It’s summer holiday time and if you’re a water baby then you’ll almost certainly be heading for the beach. With the numbers of seaside rescues on the rise, we thought we’d get in touch with the good folk at the RNLI and find out some simple ways to stay safe, and we’ll bring you a new tip each week over the holiday period.
So for part one of our ‘Beach basics’ series, we ask… if there aren’t any lifeguards at my local beach, does that mean I can’t swim?
Laura Fennimore from the RNLI says…
“The RNLI advises anyone planning a trip to the beach – particularly those planning to use the water – to always swim at a lifeguarded beach, between the red and yellow flags, which is the area most closely monitored by the lifeguards. You’re 500 times less likely to drown at a lifeguarded beach, as the lifeguards offer advice to try and prevent incidents from happening in the first place. And if someone does get in trouble in the water, they are ready to respond at a moment’s notice – if you’re struggling in the water, seconds count, so having highly-trained, professional lifesavers close by greatly increases your chances of survival.
If you can’t get to a lifeguarded beach, there are some basic steps you can take to try and keep yourself safe:
· Read local safety signage at the entrance to the beach – it will highlight any hazards specific to the area
· Check weather and tide times before you go
· Never swim alone
· If you get in trouble in the water, stick your hand in the air and shout for help.
· If you see someone else in trouble, call 999 and ask for the Coastguard.
The RNLI’s guide to beach safety, On The Beach, is packed full of advice on how to stay safe at the beach.
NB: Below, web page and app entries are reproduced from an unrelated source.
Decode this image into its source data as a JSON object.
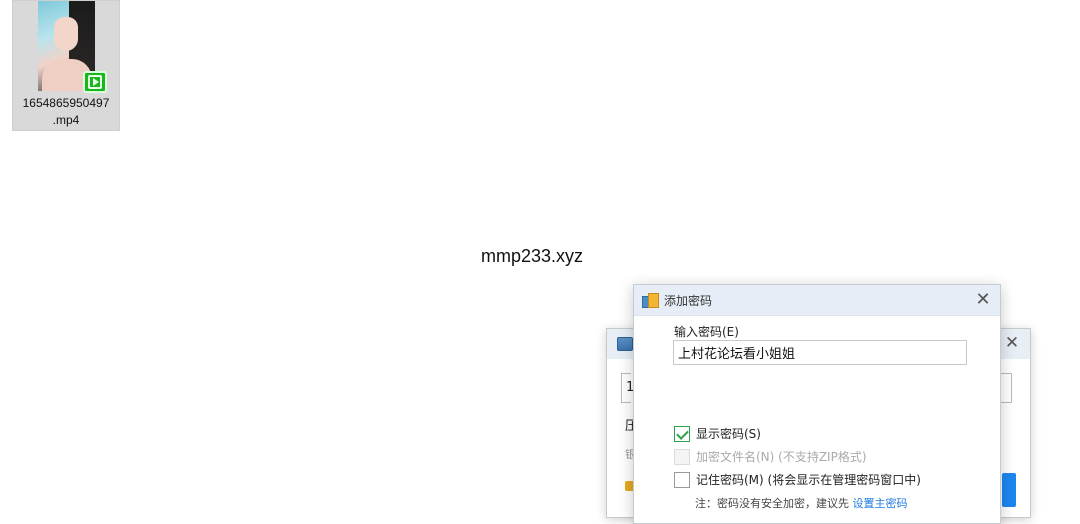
{
  "desktop": {
    "file": {
      "name_line1": "1654865950497",
      "name_line2": ".mp4",
      "badge_icon": "video-play-icon"
    }
  },
  "watermark": {
    "text": "mmp233.xyz"
  },
  "background_dialog": {
    "field_fragment": "1",
    "label_fragment": "压",
    "sub_label_fragment": "银",
    "close_glyph": "✕"
  },
  "dialog": {
    "title": "添加密码",
    "close_glyph": "✕",
    "password_label": "输入密码(E)",
    "password_value": "上村花论坛看小姐姐",
    "options": {
      "show_password": "显示密码(S)",
      "encrypt_filenames": "加密文件名(N) (不支持ZIP格式)",
      "remember_password": "记住密码(M) (将会显示在管理密码窗口中)"
    },
    "note_prefix": "注：密码没有安全加密，建议先 ",
    "note_link": "设置主密码"
  },
  "colors": {
    "titlebar": "#e6edf6",
    "check_green": "#2aa34a",
    "link_blue": "#1f7ae0",
    "primary_button": "#1d86f0"
  }
}
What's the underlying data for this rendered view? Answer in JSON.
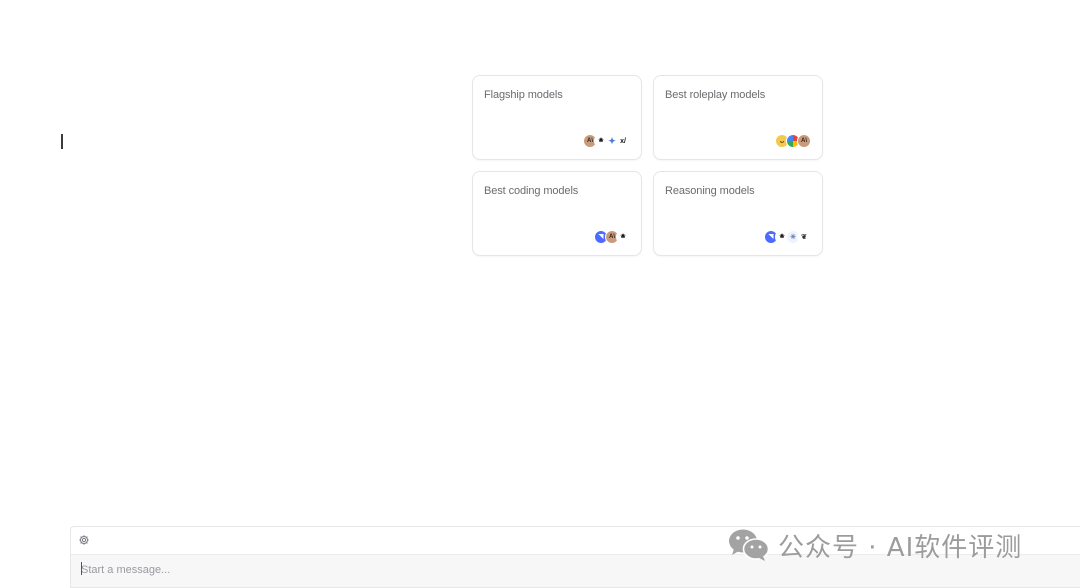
{
  "cards": [
    {
      "title": "Flagship models",
      "icons": [
        "anthropic-icon",
        "openai-icon",
        "gemini-icon",
        "xai-icon"
      ],
      "glyphs": [
        "A\\",
        "❀",
        "✦",
        "x/"
      ]
    },
    {
      "title": "Best roleplay models",
      "icons": [
        "happy-face-icon",
        "google-icon",
        "anthropic-icon"
      ],
      "glyphs": [
        "ᴗ",
        "",
        "A\\"
      ]
    },
    {
      "title": "Best coding models",
      "icons": [
        "deepseek-icon",
        "anthropic-icon",
        "openai-icon"
      ],
      "glyphs": [
        "◥",
        "A\\",
        "❀"
      ]
    },
    {
      "title": "Reasoning models",
      "icons": [
        "deepseek-icon",
        "openai-icon",
        "qwen-icon",
        "mistral-icon"
      ],
      "glyphs": [
        "◥",
        "❀",
        "✳",
        "❦"
      ]
    }
  ],
  "composer": {
    "placeholder": "Start a message...",
    "settings_icon": "gear-icon"
  },
  "watermark": {
    "text": "公众号 · AI软件评测",
    "icon": "wechat-icon"
  },
  "colors": {
    "anthropic": "#c99a7b",
    "deepseek": "#4d6bfe",
    "card_border": "#e6e6e9",
    "watermark": "#9c9c9c"
  }
}
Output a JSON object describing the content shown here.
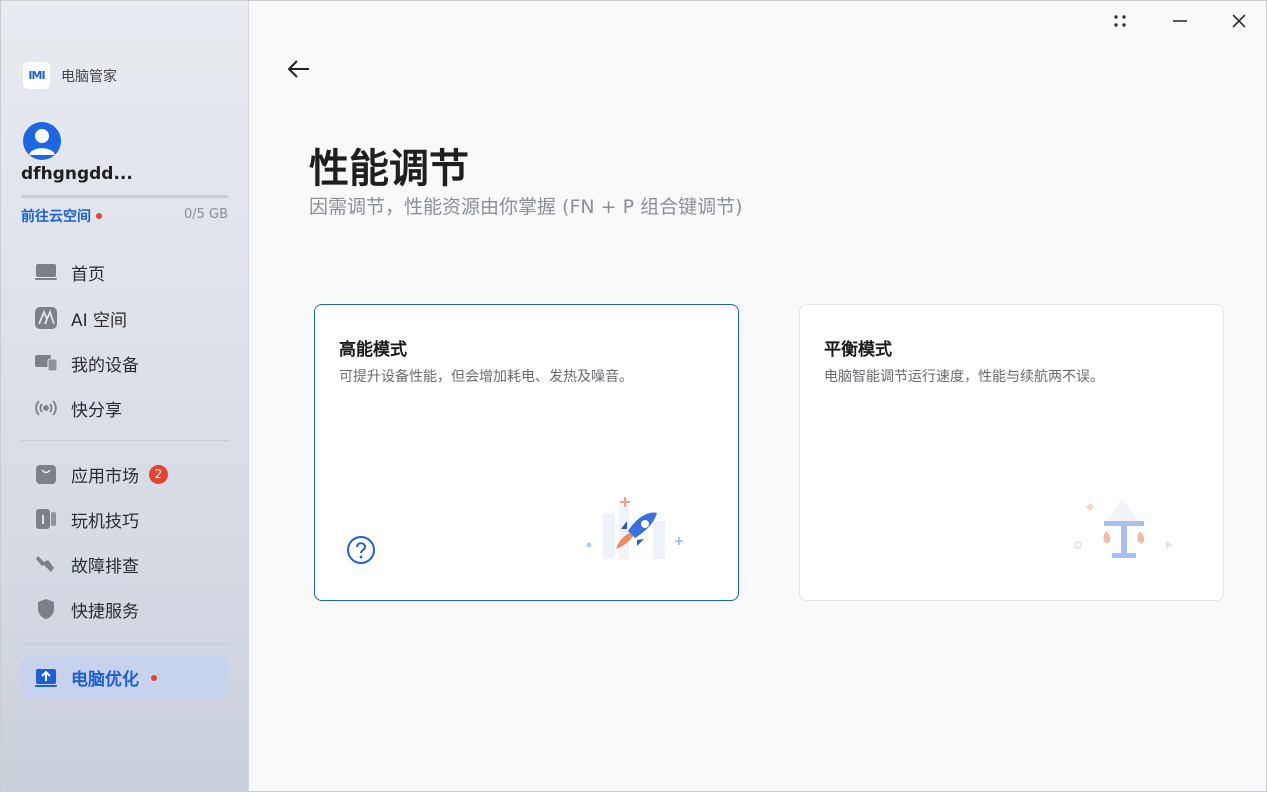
{
  "app": {
    "name": "电脑管家",
    "logo_text": "IMI"
  },
  "account": {
    "username": "dfhgngdd...",
    "cloud_link": "前往云空间",
    "storage": "0/5 GB"
  },
  "sidebar": {
    "items": [
      {
        "label": "首页",
        "icon": "laptop-icon"
      },
      {
        "label": "AI 空间",
        "icon": "ai-icon"
      },
      {
        "label": "我的设备",
        "icon": "devices-icon"
      },
      {
        "label": "快分享",
        "icon": "share-icon"
      },
      {
        "label": "应用市场",
        "icon": "store-icon",
        "badge": "2"
      },
      {
        "label": "玩机技巧",
        "icon": "tips-icon"
      },
      {
        "label": "故障排查",
        "icon": "wrench-icon"
      },
      {
        "label": "快捷服务",
        "icon": "shield-icon"
      },
      {
        "label": "电脑优化",
        "icon": "optimize-icon",
        "active": true
      }
    ]
  },
  "window_controls": {
    "more": "more-icon",
    "minimize": "minimize-icon",
    "close": "close-icon"
  },
  "main": {
    "title": "性能调节",
    "subtitle": "因需调节，性能资源由你掌握 (FN + P 组合键调节)",
    "cards": [
      {
        "title": "高能模式",
        "desc": "可提升设备性能，但会增加耗电、发热及噪音。",
        "selected": true
      },
      {
        "title": "平衡模式",
        "desc": "电脑智能调节运行速度，性能与续航两不误。",
        "selected": false
      }
    ]
  },
  "colors": {
    "accent": "#1d5fd6",
    "badge_red": "#e84233"
  }
}
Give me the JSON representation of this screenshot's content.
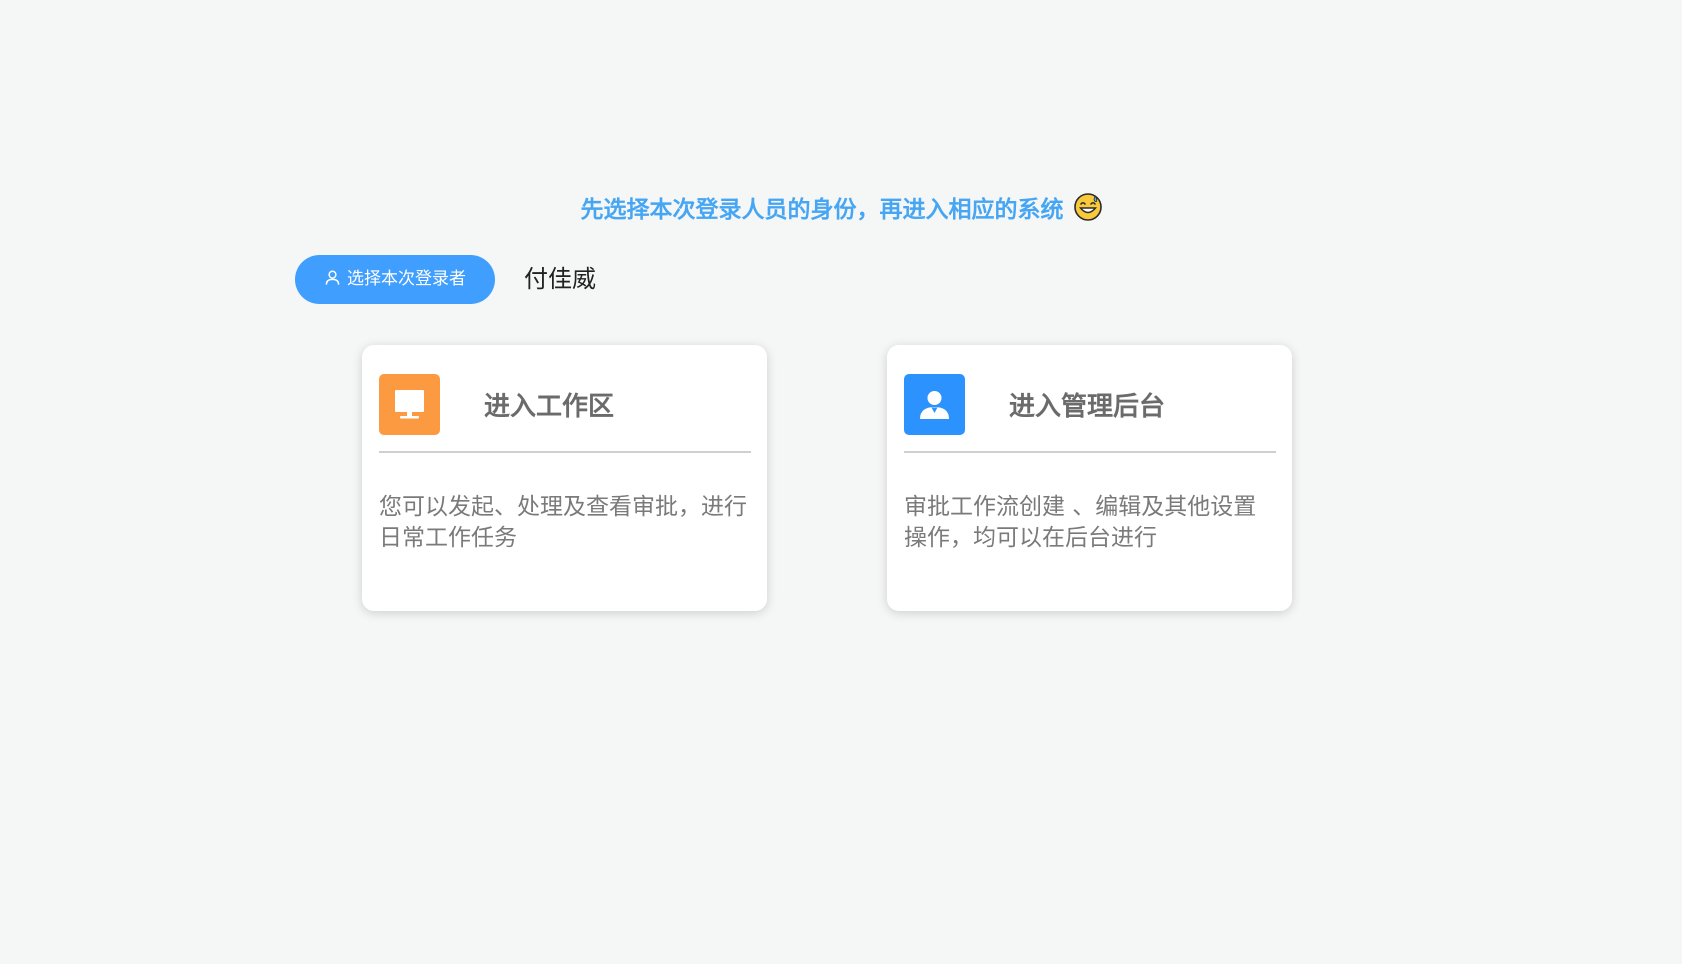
{
  "header": {
    "title": "先选择本次登录人员的身份，再进入相应的系统",
    "emoji_icon": "grinning-sweat-emoji-icon"
  },
  "login_selector": {
    "button_label": "选择本次登录者",
    "button_icon": "user-icon",
    "selected_user": "付佳威"
  },
  "cards": {
    "workspace": {
      "icon": "monitor-icon",
      "icon_color": "#fc9a41",
      "title": "进入工作区",
      "description": "您可以发起、处理及查看审批，进行日常工作任务"
    },
    "admin": {
      "icon": "user-icon",
      "icon_color": "#2c92fd",
      "title": "进入管理后台",
      "description": "审批工作流创建 、编辑及其他设置操作，均可以在后台进行"
    }
  },
  "colors": {
    "accent": "#409eff",
    "headline": "#46a6f4",
    "background": "#f5f6f6"
  }
}
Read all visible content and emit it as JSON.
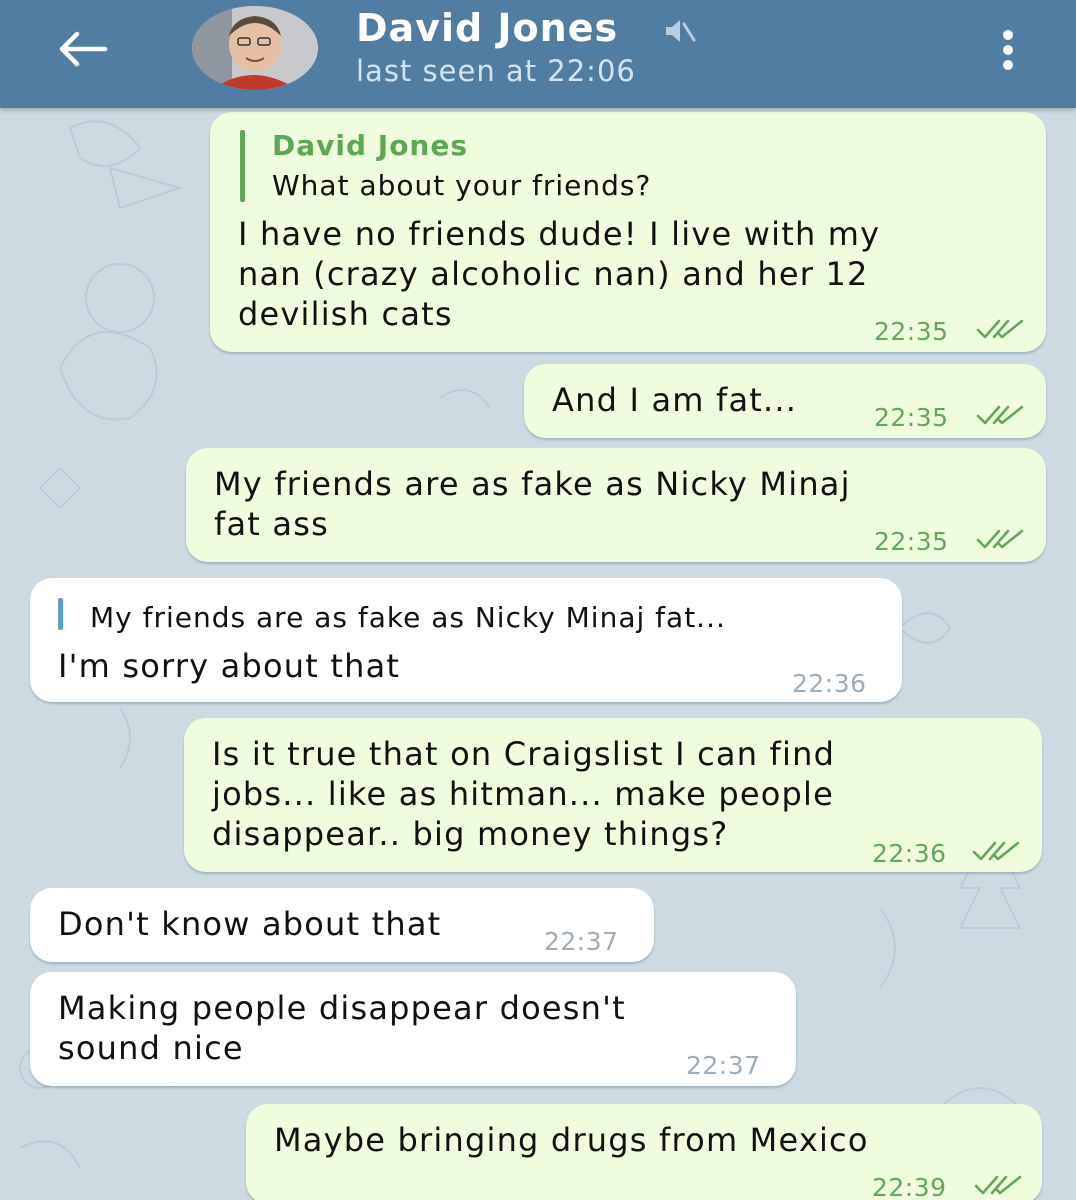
{
  "header": {
    "contact_name": "David Jones",
    "status": "last seen at 22:06",
    "icons": [
      "back-arrow-icon",
      "muted-icon",
      "more-vertical-icon"
    ]
  },
  "colors": {
    "header_bg": "#527da3",
    "chat_bg": "#cddae2",
    "outgoing_bubble": "#effdde",
    "incoming_bubble": "#ffffff",
    "outgoing_time": "#62a85a",
    "reply_name": "#5ea754",
    "incoming_reply_bar": "#5b9bd6"
  },
  "messages": [
    {
      "direction": "out",
      "reply": {
        "name": "David Jones",
        "text": "What about your friends?"
      },
      "text": "I have no friends dude! I live with my\nnan (crazy alcoholic nan) and her 12\ndevilish cats",
      "time": "22:35",
      "read": true
    },
    {
      "direction": "out",
      "text": "And I am fat...",
      "time": "22:35",
      "read": true
    },
    {
      "direction": "out",
      "text": "My friends are as fake as Nicky Minaj\nfat ass",
      "time": "22:35",
      "read": true
    },
    {
      "direction": "in",
      "reply": {
        "text": "My friends are as fake as Nicky Minaj fat..."
      },
      "text": "I'm sorry about that",
      "time": "22:36"
    },
    {
      "direction": "out",
      "text": "Is it true that on Craigslist I can find\njobs... like as hitman... make people\ndisappear.. big money things?",
      "time": "22:36",
      "read": true
    },
    {
      "direction": "in",
      "text": "Don't know about that",
      "time": "22:37"
    },
    {
      "direction": "in",
      "text": "Making people disappear doesn't\nsound nice",
      "time": "22:37"
    },
    {
      "direction": "out",
      "text": "Maybe bringing drugs from Mexico",
      "time": "22:39",
      "read": true
    }
  ]
}
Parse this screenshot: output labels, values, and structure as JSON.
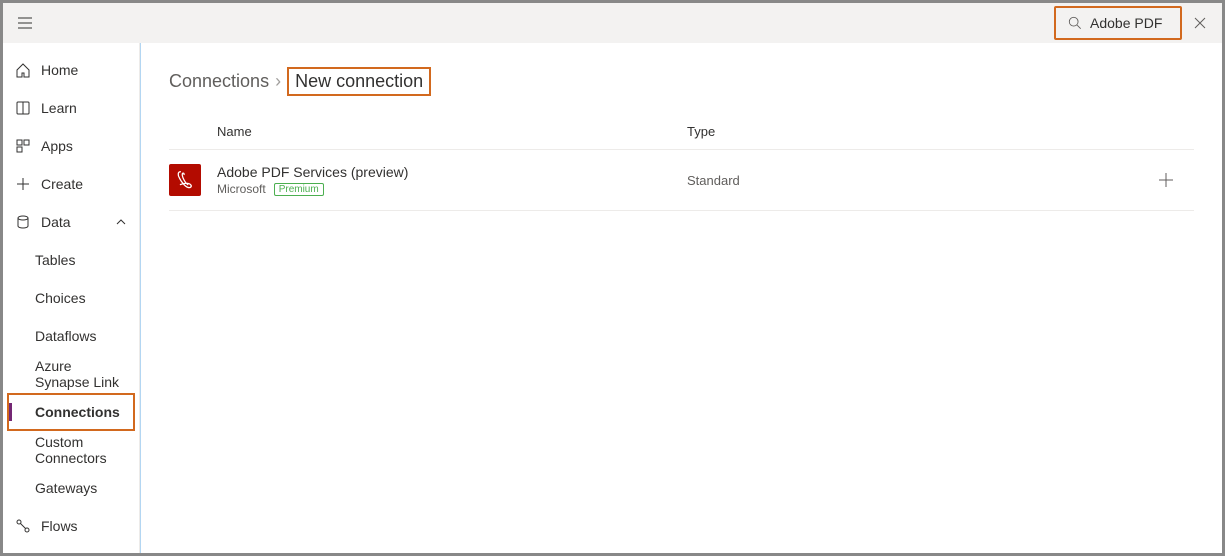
{
  "search": {
    "value": "Adobe PDF"
  },
  "sidebar": {
    "home": "Home",
    "learn": "Learn",
    "apps": "Apps",
    "create": "Create",
    "data": "Data",
    "data_children": {
      "tables": "Tables",
      "choices": "Choices",
      "dataflows": "Dataflows",
      "synapse": "Azure Synapse Link",
      "connections": "Connections",
      "custom": "Custom Connectors",
      "gateways": "Gateways"
    },
    "flows": "Flows"
  },
  "breadcrumb": {
    "root": "Connections",
    "current": "New connection"
  },
  "table": {
    "col_name": "Name",
    "col_type": "Type",
    "rows": [
      {
        "name": "Adobe PDF Services (preview)",
        "publisher": "Microsoft",
        "badge": "Premium",
        "type": "Standard"
      }
    ]
  }
}
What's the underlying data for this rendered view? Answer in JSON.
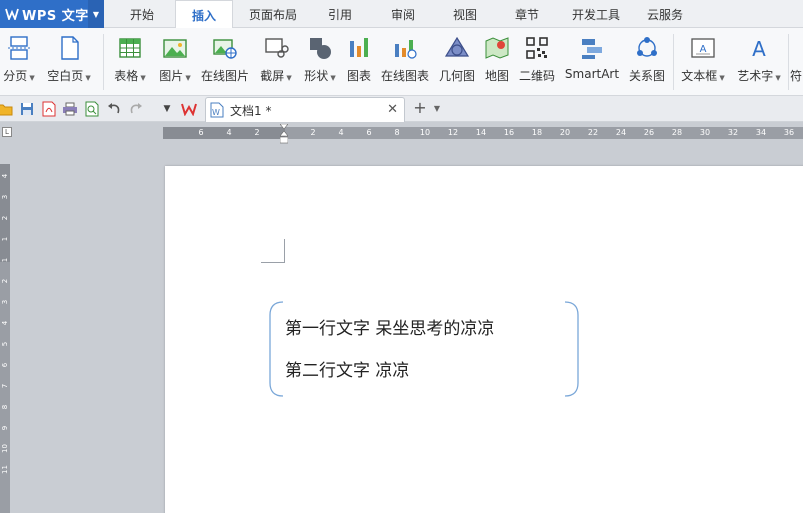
{
  "app": {
    "title": "WPS 文字"
  },
  "menu": {
    "tabs": [
      {
        "label": "开始",
        "active": false
      },
      {
        "label": "插入",
        "active": true
      },
      {
        "label": "页面布局",
        "active": false
      },
      {
        "label": "引用",
        "active": false
      },
      {
        "label": "审阅",
        "active": false
      },
      {
        "label": "视图",
        "active": false
      },
      {
        "label": "章节",
        "active": false
      },
      {
        "label": "开发工具",
        "active": false
      },
      {
        "label": "云服务",
        "active": false
      }
    ]
  },
  "ribbon": {
    "items": [
      {
        "label": "分页",
        "dropdown": true,
        "icon": "page-break-icon"
      },
      {
        "label": "空白页",
        "dropdown": true,
        "icon": "blank-page-icon"
      },
      {
        "label": "表格",
        "dropdown": true,
        "icon": "table-icon"
      },
      {
        "label": "图片",
        "dropdown": true,
        "icon": "picture-icon"
      },
      {
        "label": "在线图片",
        "dropdown": false,
        "icon": "online-picture-icon"
      },
      {
        "label": "截屏",
        "dropdown": true,
        "icon": "screenshot-icon"
      },
      {
        "label": "形状",
        "dropdown": true,
        "icon": "shapes-icon"
      },
      {
        "label": "图表",
        "dropdown": false,
        "icon": "chart-icon"
      },
      {
        "label": "在线图表",
        "dropdown": false,
        "icon": "online-chart-icon"
      },
      {
        "label": "几何图",
        "dropdown": false,
        "icon": "geometry-icon"
      },
      {
        "label": "地图",
        "dropdown": false,
        "icon": "map-icon"
      },
      {
        "label": "二维码",
        "dropdown": false,
        "icon": "qrcode-icon"
      },
      {
        "label": "SmartArt",
        "dropdown": false,
        "icon": "smartart-icon"
      },
      {
        "label": "关系图",
        "dropdown": false,
        "icon": "relation-diagram-icon"
      },
      {
        "label": "文本框",
        "dropdown": true,
        "icon": "textbox-icon"
      },
      {
        "label": "艺术字",
        "dropdown": true,
        "icon": "wordart-icon"
      },
      {
        "label": "符",
        "dropdown": false,
        "icon": "symbol-icon"
      }
    ]
  },
  "document": {
    "tab_name": "文档1 *",
    "lines": [
      "第一行文字 呆坐思考的凉凉",
      "第二行文字 凉凉"
    ]
  },
  "ruler": {
    "h_ticks": [
      "6",
      "4",
      "2",
      "2",
      "4",
      "6",
      "8",
      "10",
      "12",
      "14",
      "16",
      "18",
      "20",
      "22",
      "24",
      "26",
      "28",
      "30",
      "32",
      "34",
      "36"
    ],
    "v_ticks": [
      "4",
      "3",
      "2",
      "1",
      "1",
      "2",
      "3",
      "4",
      "5",
      "6",
      "7",
      "8",
      "9",
      "10",
      "11"
    ]
  },
  "colors": {
    "brand": "#2f6fc8",
    "active_tab_text": "#2f6fc8",
    "textbox_border": "#7aa7d8"
  }
}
It is available free-of-charge by emailing firstname.lastname@example.org or calling 0800 328 0600.